It’s more important than ever to brush and floss regularly when you have braces, so the teeth and gums are healthy after orthodontic treatment. Patients who do not keep their teeth clean may require more frequent visits to the dentist for a professional cleaning. Adults who have a history of gum disease should also see a periodontist during orthodontic treatment.
If you play sports, it’s important that you consult us for special precautions. A protective mouthguard is advised for playing contact sports. In case of any accident involving the face, check your mouth and the appliances immediately. If teeth are loosened or the appliances damaged, phone at once for an appointment. In the meantime, treat your discomfort as you would treat any general soreness.
You might be surprised to learn that you may be able to temporarily solve many problems yourself until you schedule an appointment with our office. Allowing your appliance to remain damaged for an extended period of time may be detrimental to your teeth and result in disruptions in your treatment plan.
The following solutions may help you relieve your discomfort:
Using a pencil eraser, push the poking wire down or place wax on it to alleviate the discomfort.
Loose Bracket or Band
If your bracket or band is still attached to the wire, you should leave it in place and put wax on it. If the band or bracket comes out entirely, bring it with you to be replaced at your next appointment.
Using tweezers, try to place your wire back into place. If doing this and using wax does not help, as a last resort use a small fingernail clipper to clip the wire behind the last tooth to which it is securely fastened.
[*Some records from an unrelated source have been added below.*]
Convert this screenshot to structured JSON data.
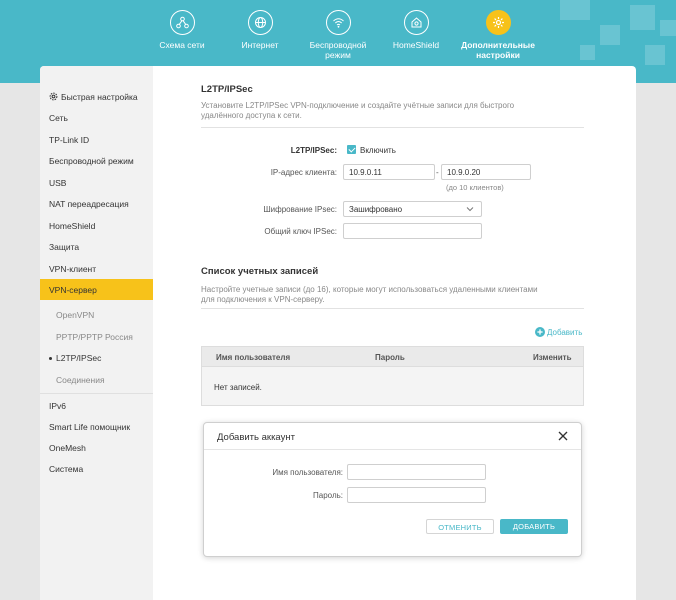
{
  "topnav": {
    "items": [
      {
        "label1": "Схема сети",
        "label2": "",
        "icon": "network-map-icon"
      },
      {
        "label1": "Интернет",
        "label2": "",
        "icon": "globe-icon"
      },
      {
        "label1": "Беспроводной",
        "label2": "режим",
        "icon": "wifi-icon"
      },
      {
        "label1": "HomeShield",
        "label2": "",
        "icon": "homeshield-icon"
      },
      {
        "label1": "Дополнительные",
        "label2": "настройки",
        "icon": "gear-icon"
      }
    ],
    "active_index": 4
  },
  "sidebar": {
    "quick_setup": "Быстрая настройка",
    "items": [
      "Сеть",
      "TP-Link ID",
      "Беспроводной режим",
      "USB",
      "NAT переадресация",
      "HomeShield",
      "Защита",
      "VPN-клиент",
      "VPN-сервер"
    ],
    "sub_items": [
      "OpenVPN",
      "PPTP/PPTP Россия",
      "L2TP/IPSec",
      "Соединения"
    ],
    "bottom_items": [
      "IPv6",
      "Smart Life помощник",
      "OneMesh",
      "Система"
    ]
  },
  "l2tp": {
    "title": "L2TP/IPSec",
    "description": "Установите L2TP/IPSec VPN-подключение и создайте учётные записи для быстрого удалённого доступа к сети.",
    "enable_label": "L2TP/IPSec:",
    "enable_text": "Включить",
    "client_ip_label": "IP-адрес клиента:",
    "ip_start": "10.9.0.11",
    "ip_separator": "-",
    "ip_end": "10.9.0.20",
    "ip_hint": "(до 10 клиентов)",
    "encryption_label": "Шифрование IPsec:",
    "encryption_value": "Зашифровано",
    "psk_label": "Общий ключ IPSec:",
    "psk_value": ""
  },
  "accounts": {
    "title": "Список учетных записей",
    "description": "Настройте учетные записи (до 16), которые могут использоваться удаленными клиентами для подключения к VPN-серверу.",
    "add_label": "Добавить",
    "columns": [
      "Имя пользователя",
      "Пароль",
      "Изменить"
    ],
    "empty_text": "Нет записей."
  },
  "dialog": {
    "title": "Добавить аккаунт",
    "username_label": "Имя пользователя:",
    "password_label": "Пароль:",
    "username_value": "",
    "password_value": "",
    "cancel_label": "ОТМЕНИТЬ",
    "add_label": "ДОБАВИТЬ"
  },
  "colors": {
    "accent": "#49b8c8",
    "active": "#f7c21a"
  }
}
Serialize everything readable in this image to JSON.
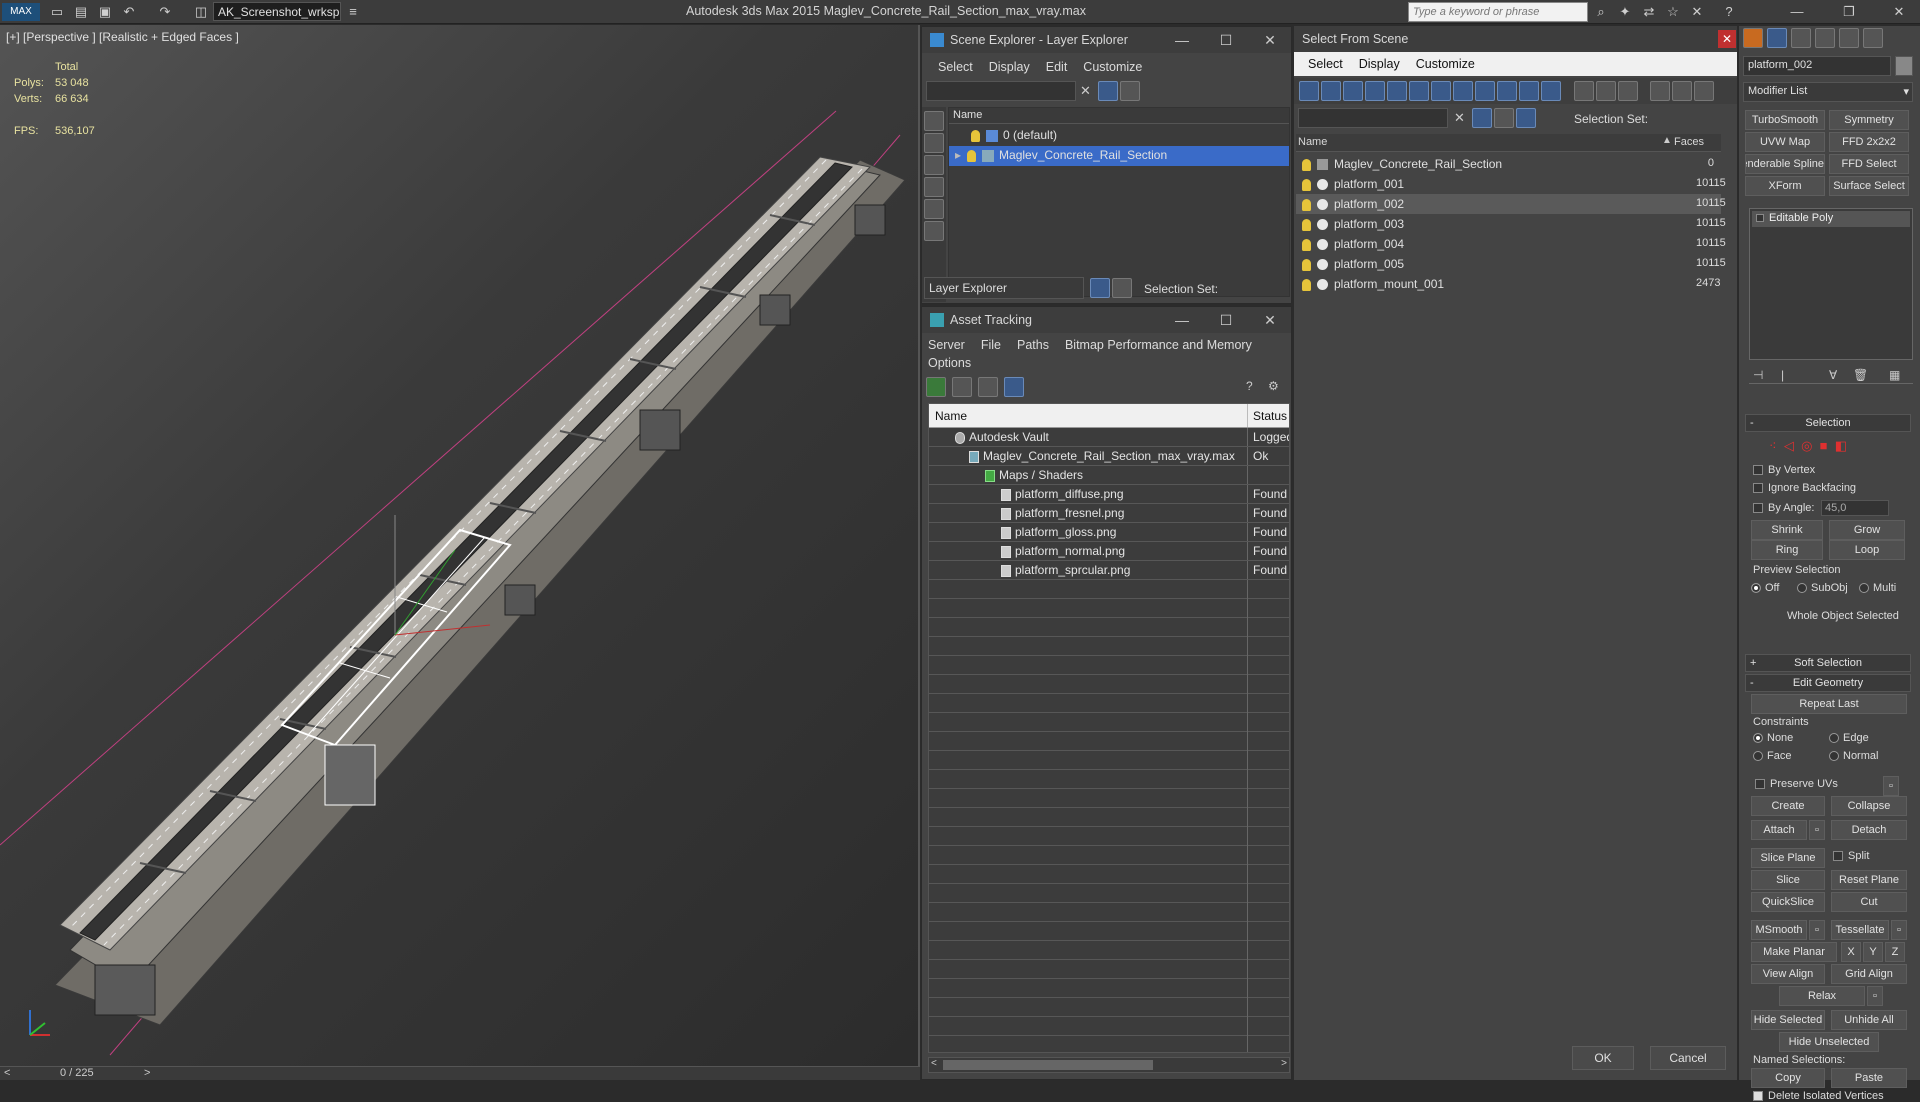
{
  "app": {
    "title": "Autodesk 3ds Max  2015    Maglev_Concrete_Rail_Section_max_vray.max",
    "workspace": "AK_Screenshot_wrksp",
    "search_placeholder": "Type a keyword or phrase"
  },
  "viewport": {
    "label": "[+] [Perspective ] [Realistic + Edged Faces ]",
    "stats": {
      "total_label": "Total",
      "polys_label": "Polys:",
      "polys": "53 048",
      "verts_label": "Verts:",
      "verts": "66 634",
      "fps_label": "FPS:",
      "fps": "536,107"
    },
    "timeline": "0 / 225"
  },
  "scene_explorer": {
    "title": "Scene Explorer - Layer Explorer",
    "menu": [
      "Select",
      "Display",
      "Edit",
      "Customize"
    ],
    "column": "Name",
    "layers": [
      "0 (default)",
      "Maglev_Concrete_Rail_Section"
    ],
    "footer_mode": "Layer Explorer",
    "selection_set": "Selection Set:"
  },
  "asset_tracking": {
    "title": "Asset Tracking",
    "menu": [
      "Server",
      "File",
      "Paths",
      "Bitmap Performance and Memory",
      "Options"
    ],
    "columns": [
      "Name",
      "Status"
    ],
    "rows": [
      {
        "name": "Autodesk Vault",
        "status": "Logged"
      },
      {
        "name": "Maglev_Concrete_Rail_Section_max_vray.max",
        "status": "Ok"
      },
      {
        "name": "Maps / Shaders",
        "status": ""
      },
      {
        "name": "platform_diffuse.png",
        "status": "Found"
      },
      {
        "name": "platform_fresnel.png",
        "status": "Found"
      },
      {
        "name": "platform_gloss.png",
        "status": "Found"
      },
      {
        "name": "platform_normal.png",
        "status": "Found"
      },
      {
        "name": "platform_sprcular.png",
        "status": "Found"
      }
    ]
  },
  "select_from_scene": {
    "title": "Select From Scene",
    "menu": [
      "Select",
      "Display",
      "Customize"
    ],
    "selection_set": "Selection Set:",
    "columns": [
      "Name",
      "Faces"
    ],
    "rows": [
      {
        "name": "Maglev_Concrete_Rail_Section",
        "faces": "0"
      },
      {
        "name": "platform_001",
        "faces": "10115"
      },
      {
        "name": "platform_002",
        "faces": "10115"
      },
      {
        "name": "platform_003",
        "faces": "10115"
      },
      {
        "name": "platform_004",
        "faces": "10115"
      },
      {
        "name": "platform_005",
        "faces": "10115"
      },
      {
        "name": "platform_mount_001",
        "faces": "2473"
      }
    ],
    "ok": "OK",
    "cancel": "Cancel"
  },
  "command_panel": {
    "object_name": "platform_002",
    "modifier_list": "Modifier List",
    "modifiers": [
      "TurboSmooth",
      "Symmetry",
      "UVW Map",
      "FFD 2x2x2",
      "Renderable Spline",
      "FFD Select",
      "XForm",
      "Surface Select"
    ],
    "stack_item": "Editable Poly",
    "selection": {
      "title": "Selection",
      "by_vertex": "By Vertex",
      "ignore_backfacing": "Ignore Backfacing",
      "by_angle": "By Angle:",
      "angle_value": "45,0",
      "shrink": "Shrink",
      "grow": "Grow",
      "ring": "Ring",
      "loop": "Loop",
      "preview_selection": "Preview Selection",
      "off": "Off",
      "subobj": "SubObj",
      "multi": "Multi",
      "status": "Whole Object Selected"
    },
    "soft_selection": "Soft Selection",
    "edit_geometry": {
      "title": "Edit Geometry",
      "repeat_last": "Repeat Last",
      "constraints": "Constraints",
      "none": "None",
      "edge": "Edge",
      "face": "Face",
      "normal": "Normal",
      "preserve_uvs": "Preserve UVs",
      "create": "Create",
      "collapse": "Collapse",
      "attach": "Attach",
      "detach": "Detach",
      "slice_plane": "Slice Plane",
      "split": "Split",
      "slice": "Slice",
      "reset_plane": "Reset Plane",
      "quickslice": "QuickSlice",
      "cut": "Cut",
      "msmooth": "MSmooth",
      "tessellate": "Tessellate",
      "make_planar": "Make Planar",
      "x": "X",
      "y": "Y",
      "z": "Z",
      "view_align": "View Align",
      "grid_align": "Grid Align",
      "relax": "Relax",
      "hide_selected": "Hide Selected",
      "unhide_all": "Unhide All",
      "hide_unselected": "Hide Unselected",
      "named_selections": "Named Selections:",
      "copy": "Copy",
      "paste": "Paste",
      "delete_isolated": "Delete Isolated Vertices"
    }
  }
}
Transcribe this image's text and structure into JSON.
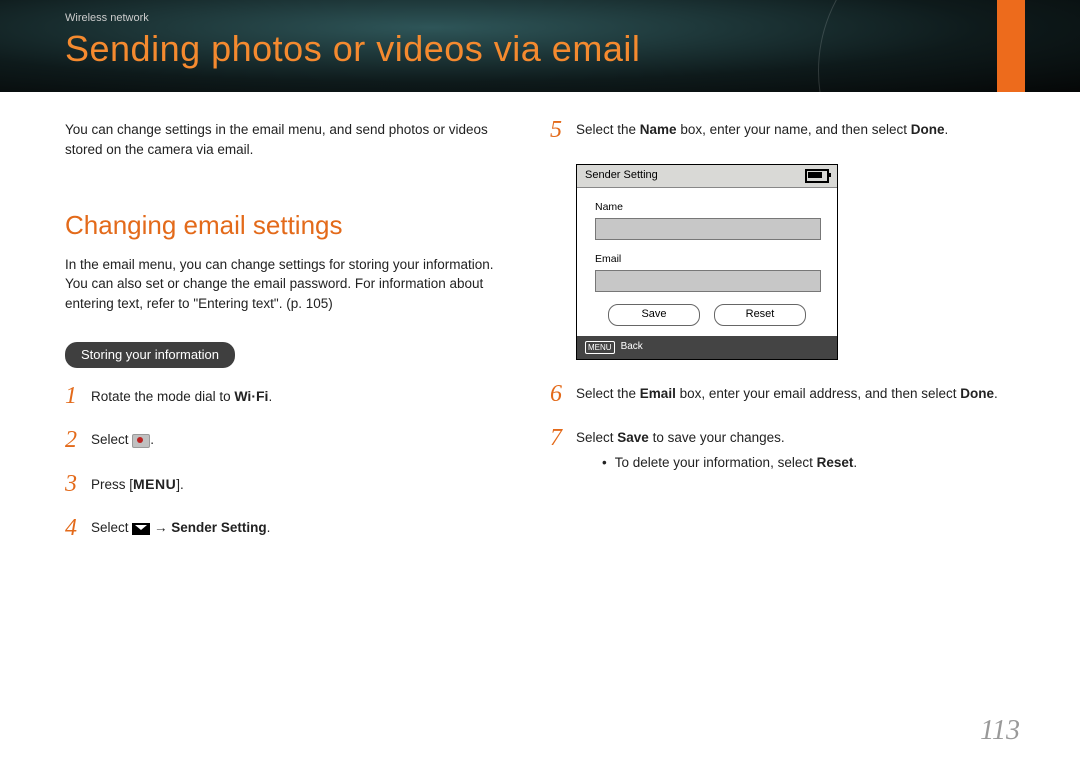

If your discomfort continues, place wax on it.
If your appliance is poking you, place wax on the offending part of your appliance and call our office.